Methodology: A literature review was conducted exploring the concepts of education and aquatic therapy components using PubMed, Google Scholar, Academic Search Premier and Cumulative Index to Nursing and Allied Health Literature (CINAHL) databases. Key terms used in this search included aquatic therapy, education, and occupational therapy. Techniques for teaching and learning in the educational environment were also reviewed using Academic Search Premier, Google Scholar and CINAHL databases using key terms such as occupational therapy, education, teaching, learning, and students. Specific educational techniques used for this manual were based on the theories of Andragogy, also known as adult learning, and Cognitive Constructivism, which involves active learning and forming personalized meaning through experiences (Powell & Kalina, 2009). Additionally, the evaluation and intervention samples were designed based on the Ecology of Human Performance Model (EHP), which involves using a multitude of approaches to address the person, context, task and performance (Dunn, 2017). Aspects of EHP relevant to this manual include the support of interdisciplinary treatment, community-based involvement, and allows for the environment to facilitate client behavioral change (Dunn, 2017).
Outcome: Several outcomes to aquatic therapy were discovered for clients with a variety of conditions.

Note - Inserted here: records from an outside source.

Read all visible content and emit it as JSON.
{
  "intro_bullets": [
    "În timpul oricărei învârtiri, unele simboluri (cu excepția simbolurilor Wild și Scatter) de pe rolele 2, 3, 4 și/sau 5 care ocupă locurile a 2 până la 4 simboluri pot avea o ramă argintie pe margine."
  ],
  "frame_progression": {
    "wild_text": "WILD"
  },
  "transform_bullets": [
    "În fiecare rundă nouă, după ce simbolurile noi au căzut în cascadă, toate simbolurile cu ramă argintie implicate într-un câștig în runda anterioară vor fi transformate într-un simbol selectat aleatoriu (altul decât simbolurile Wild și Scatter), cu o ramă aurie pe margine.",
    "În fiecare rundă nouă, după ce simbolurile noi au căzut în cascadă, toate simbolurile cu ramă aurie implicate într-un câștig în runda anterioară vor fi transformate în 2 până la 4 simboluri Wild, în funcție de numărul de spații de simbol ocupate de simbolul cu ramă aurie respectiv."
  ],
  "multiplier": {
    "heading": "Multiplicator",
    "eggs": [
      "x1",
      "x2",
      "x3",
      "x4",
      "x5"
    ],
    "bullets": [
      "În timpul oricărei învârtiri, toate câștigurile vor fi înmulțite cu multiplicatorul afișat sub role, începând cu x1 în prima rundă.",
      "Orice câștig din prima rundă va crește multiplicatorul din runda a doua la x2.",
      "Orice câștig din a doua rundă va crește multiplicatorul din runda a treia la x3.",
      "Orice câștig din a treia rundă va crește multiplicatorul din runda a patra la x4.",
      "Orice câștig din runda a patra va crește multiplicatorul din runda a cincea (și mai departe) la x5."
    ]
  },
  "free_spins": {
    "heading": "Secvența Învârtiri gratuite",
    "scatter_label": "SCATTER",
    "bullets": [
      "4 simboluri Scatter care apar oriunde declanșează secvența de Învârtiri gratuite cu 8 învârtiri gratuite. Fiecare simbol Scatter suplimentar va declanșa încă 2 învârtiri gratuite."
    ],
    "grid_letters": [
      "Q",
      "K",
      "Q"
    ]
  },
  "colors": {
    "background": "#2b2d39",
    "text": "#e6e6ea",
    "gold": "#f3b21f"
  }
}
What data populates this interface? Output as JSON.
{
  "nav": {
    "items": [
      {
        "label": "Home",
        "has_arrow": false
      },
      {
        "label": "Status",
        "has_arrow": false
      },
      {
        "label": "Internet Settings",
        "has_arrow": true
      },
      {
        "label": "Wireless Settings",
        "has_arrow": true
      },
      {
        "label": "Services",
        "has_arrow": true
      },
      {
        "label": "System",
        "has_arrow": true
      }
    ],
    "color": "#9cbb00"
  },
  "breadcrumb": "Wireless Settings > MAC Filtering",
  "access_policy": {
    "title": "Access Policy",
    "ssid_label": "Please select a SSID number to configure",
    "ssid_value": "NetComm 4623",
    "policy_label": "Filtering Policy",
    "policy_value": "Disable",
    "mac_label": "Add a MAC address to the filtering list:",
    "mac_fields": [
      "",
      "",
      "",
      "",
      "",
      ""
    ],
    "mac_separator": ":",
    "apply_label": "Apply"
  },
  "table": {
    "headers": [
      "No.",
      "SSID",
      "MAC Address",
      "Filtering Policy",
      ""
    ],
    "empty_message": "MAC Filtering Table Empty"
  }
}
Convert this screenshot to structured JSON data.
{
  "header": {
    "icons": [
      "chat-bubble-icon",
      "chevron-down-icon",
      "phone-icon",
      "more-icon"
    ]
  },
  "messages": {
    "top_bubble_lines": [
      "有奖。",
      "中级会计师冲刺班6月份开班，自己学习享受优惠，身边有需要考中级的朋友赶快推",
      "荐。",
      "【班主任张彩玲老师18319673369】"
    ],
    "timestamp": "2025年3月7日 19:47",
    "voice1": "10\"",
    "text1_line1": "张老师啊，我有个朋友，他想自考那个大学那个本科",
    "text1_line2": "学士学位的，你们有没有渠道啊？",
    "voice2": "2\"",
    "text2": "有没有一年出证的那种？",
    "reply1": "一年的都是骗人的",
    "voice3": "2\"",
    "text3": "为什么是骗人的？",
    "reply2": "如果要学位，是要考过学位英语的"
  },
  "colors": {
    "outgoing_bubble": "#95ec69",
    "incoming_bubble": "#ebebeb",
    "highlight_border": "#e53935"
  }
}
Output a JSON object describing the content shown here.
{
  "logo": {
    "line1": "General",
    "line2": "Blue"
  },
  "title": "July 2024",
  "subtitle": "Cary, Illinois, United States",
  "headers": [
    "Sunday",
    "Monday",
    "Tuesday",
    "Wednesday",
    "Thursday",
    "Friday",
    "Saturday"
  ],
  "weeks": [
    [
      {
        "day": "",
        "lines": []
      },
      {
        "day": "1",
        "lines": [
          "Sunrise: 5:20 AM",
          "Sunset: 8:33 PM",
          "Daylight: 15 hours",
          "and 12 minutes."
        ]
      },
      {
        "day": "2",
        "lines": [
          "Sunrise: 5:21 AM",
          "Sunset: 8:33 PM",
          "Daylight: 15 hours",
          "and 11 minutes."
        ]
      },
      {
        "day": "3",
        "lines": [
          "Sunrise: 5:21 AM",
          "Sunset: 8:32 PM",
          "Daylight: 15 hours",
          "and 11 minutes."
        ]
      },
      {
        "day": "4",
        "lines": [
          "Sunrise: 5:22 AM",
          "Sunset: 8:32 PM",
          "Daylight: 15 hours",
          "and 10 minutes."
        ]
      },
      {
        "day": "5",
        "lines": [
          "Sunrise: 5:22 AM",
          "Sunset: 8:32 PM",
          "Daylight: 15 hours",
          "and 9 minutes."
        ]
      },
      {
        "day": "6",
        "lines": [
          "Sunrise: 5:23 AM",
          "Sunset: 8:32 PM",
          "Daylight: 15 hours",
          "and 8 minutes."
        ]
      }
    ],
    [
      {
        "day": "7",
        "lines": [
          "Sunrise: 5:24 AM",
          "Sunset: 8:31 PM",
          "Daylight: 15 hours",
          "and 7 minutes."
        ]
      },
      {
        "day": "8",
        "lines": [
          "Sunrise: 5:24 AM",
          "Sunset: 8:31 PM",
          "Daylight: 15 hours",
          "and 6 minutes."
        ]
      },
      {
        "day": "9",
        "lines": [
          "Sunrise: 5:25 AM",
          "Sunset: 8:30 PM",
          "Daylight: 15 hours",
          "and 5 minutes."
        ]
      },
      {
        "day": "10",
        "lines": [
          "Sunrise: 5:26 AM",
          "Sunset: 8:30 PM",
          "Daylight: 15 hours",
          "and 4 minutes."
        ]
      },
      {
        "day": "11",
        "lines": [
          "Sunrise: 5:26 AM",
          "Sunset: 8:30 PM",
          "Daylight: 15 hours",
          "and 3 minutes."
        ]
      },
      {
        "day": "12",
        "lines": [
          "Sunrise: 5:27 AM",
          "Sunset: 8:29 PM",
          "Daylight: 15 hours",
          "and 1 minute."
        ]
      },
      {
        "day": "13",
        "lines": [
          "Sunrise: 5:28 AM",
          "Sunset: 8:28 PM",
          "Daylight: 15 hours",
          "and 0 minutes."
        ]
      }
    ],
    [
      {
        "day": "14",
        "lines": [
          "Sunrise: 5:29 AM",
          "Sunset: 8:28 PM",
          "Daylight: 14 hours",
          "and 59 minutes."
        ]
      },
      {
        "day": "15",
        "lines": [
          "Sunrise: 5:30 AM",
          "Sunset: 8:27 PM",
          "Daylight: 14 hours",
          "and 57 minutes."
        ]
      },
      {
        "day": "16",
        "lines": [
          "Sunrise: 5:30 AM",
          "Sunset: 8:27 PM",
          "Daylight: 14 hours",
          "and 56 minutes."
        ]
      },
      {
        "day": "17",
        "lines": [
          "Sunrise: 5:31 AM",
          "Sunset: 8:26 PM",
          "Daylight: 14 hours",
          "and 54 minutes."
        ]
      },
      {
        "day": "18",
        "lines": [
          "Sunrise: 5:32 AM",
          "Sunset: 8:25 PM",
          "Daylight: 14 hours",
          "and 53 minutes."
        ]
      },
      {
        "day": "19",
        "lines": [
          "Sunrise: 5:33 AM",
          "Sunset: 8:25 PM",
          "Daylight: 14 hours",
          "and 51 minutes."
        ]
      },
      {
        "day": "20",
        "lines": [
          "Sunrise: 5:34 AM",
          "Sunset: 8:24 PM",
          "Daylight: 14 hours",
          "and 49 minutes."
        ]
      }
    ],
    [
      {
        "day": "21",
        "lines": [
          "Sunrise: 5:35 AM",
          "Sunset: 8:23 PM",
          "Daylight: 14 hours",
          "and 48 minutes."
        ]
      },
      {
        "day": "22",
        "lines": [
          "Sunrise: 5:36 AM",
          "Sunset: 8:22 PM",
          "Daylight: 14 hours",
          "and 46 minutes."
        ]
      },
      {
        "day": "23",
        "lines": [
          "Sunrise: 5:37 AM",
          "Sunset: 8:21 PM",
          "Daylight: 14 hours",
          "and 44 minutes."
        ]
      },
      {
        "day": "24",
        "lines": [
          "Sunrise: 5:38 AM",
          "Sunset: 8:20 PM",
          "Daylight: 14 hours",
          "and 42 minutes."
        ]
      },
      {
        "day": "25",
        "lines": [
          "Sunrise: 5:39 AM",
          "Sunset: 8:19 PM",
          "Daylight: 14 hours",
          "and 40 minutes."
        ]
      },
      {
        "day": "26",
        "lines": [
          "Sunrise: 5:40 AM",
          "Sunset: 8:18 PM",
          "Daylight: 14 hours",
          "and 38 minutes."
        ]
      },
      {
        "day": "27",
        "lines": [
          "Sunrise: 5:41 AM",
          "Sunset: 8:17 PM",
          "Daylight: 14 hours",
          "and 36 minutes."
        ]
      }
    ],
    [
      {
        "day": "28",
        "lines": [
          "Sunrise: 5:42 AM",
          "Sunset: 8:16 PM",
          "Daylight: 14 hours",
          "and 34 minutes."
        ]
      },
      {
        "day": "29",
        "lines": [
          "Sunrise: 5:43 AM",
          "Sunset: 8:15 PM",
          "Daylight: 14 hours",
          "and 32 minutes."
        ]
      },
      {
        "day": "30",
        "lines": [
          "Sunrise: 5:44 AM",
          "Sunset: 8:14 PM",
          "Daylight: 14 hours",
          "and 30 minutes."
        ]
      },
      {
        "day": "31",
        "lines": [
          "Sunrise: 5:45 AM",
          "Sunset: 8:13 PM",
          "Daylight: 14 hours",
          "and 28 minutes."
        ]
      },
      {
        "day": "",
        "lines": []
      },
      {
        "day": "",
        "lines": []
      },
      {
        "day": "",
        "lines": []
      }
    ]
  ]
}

Some benefits of aquatic interventions included increased muscle strength, improved balance and coordination, reduced fear of falling, and enhanced functional mobility (Resende & Rassi, 2008; Salem et al., 2015). Aquatic intervention was also found to improve dual-task performance and overall mood or satisfaction with performance (Shaefer, Louder, Foster & Bressel, 2016). Drawbacks of water-based intervention were found including allergic reactions to chlorine and limited access to the aquatic environment (Lima, Dias, Mazuquin, da Silva, Nogueira, Marques & Cardoso, 2013). Specific materials regarding inclusion of aquatic therapy in occupational therapy education were limited and research of water-based techniques in occupational therapy practice was scarce.
Product: A resource manual was developed to provide educational material for occupational therapy students and entry-level practitioners. The manual begins with a brief introduction of aquatic therapy and interprofessional utilization of this water-based strategy. It continues with descriptions of how the manual can be used in an educational setting as well as an intervention manual for practitioners. While utilizing occupational therapy evaluation tools as pretest and outcome measures and occupations as a means of therapy, a wide variety of populations are able to benefit from this manual. Sample sessions and case studies are included to support learning and provide a user friendly tool.
LaBlanc, Emily L. and Lauck, Megan L., "Aquatic therapy for occupational therapy education and practice" (2018). Occupational Therapy Capstones. 392.